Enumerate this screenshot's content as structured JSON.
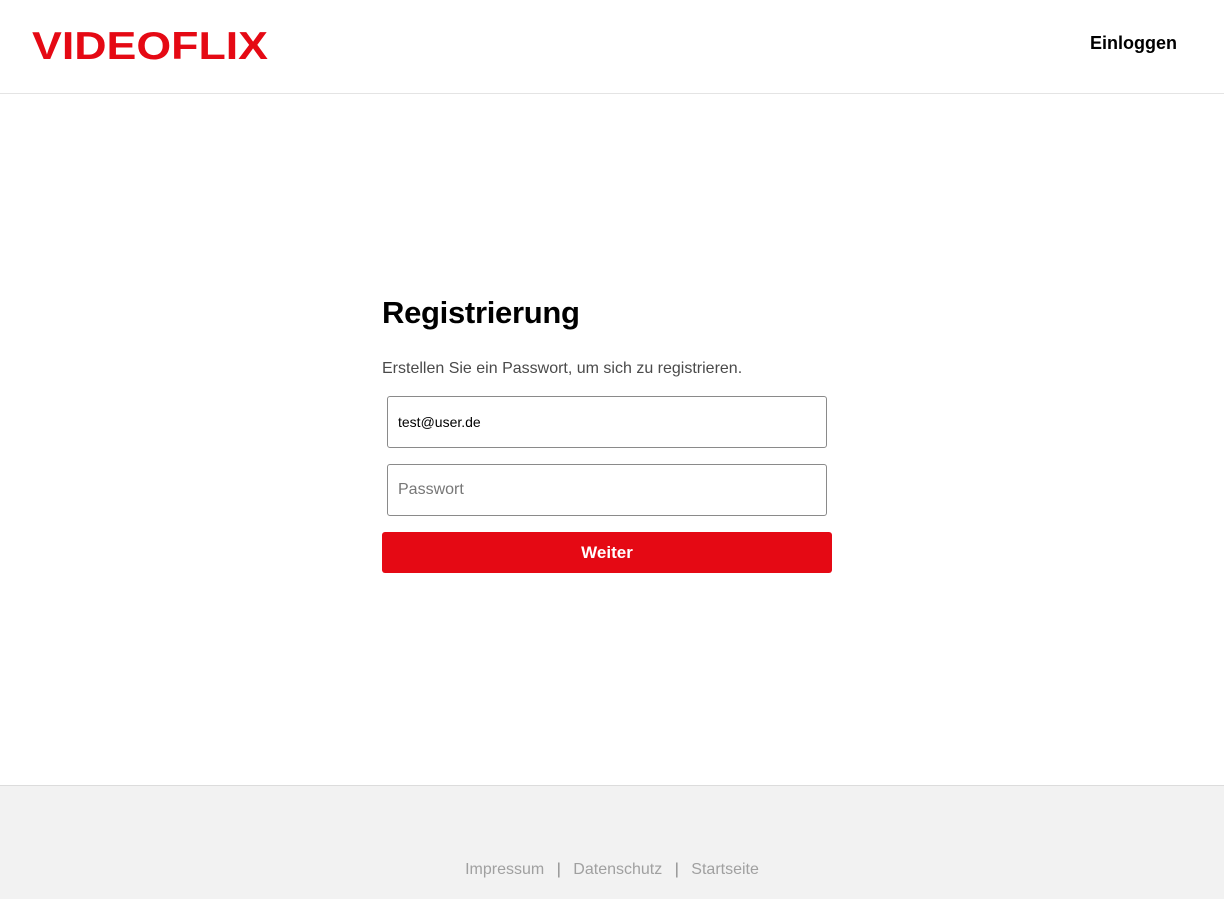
{
  "brand": {
    "name": "VIDEOFLIX",
    "color": "#e50914"
  },
  "header": {
    "login_label": "Einloggen"
  },
  "form": {
    "title": "Registrierung",
    "subtitle": "Erstellen Sie ein Passwort, um sich zu registrieren.",
    "email_value": "test@user.de",
    "password_placeholder": "Passwort",
    "submit_label": "Weiter"
  },
  "footer": {
    "links": [
      "Impressum",
      "Datenschutz",
      "Startseite"
    ],
    "separator": "|"
  }
}
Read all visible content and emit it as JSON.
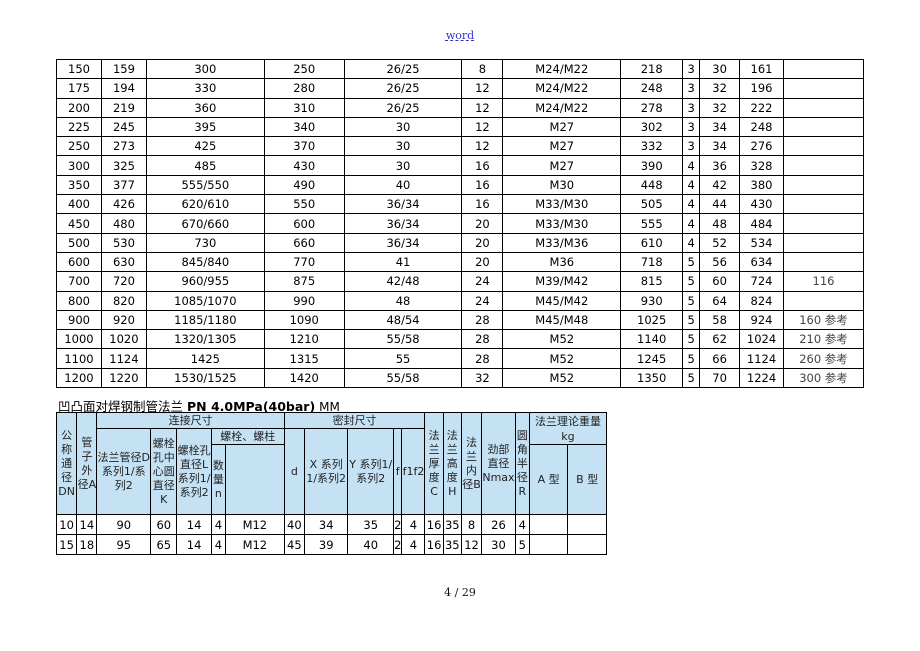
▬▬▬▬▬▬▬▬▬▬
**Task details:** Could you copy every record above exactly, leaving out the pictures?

**The answer:**
Enumerate this screenshot's content as structured JSON.
{
  "brand": {
    "name": "VIDEOFLIX",
    "color": "#e50914"
  },
  "header": {
    "login_label": "Einloggen"
  },
  "form": {
    "title": "Registrierung",
    "subtitle": "Erstellen Sie ein Passwort, um sich zu registrieren.",
    "email_value": "test@user.de",
    "password_placeholder": "Passwort",
    "submit_label": "Weiter"
  },
  "footer": {
    "links": [
      "Impressum",
      "Datenschutz",
      "Startseite"
    ],
    "separator": "|"
  }
}
Read all visible content and emit it as JSON.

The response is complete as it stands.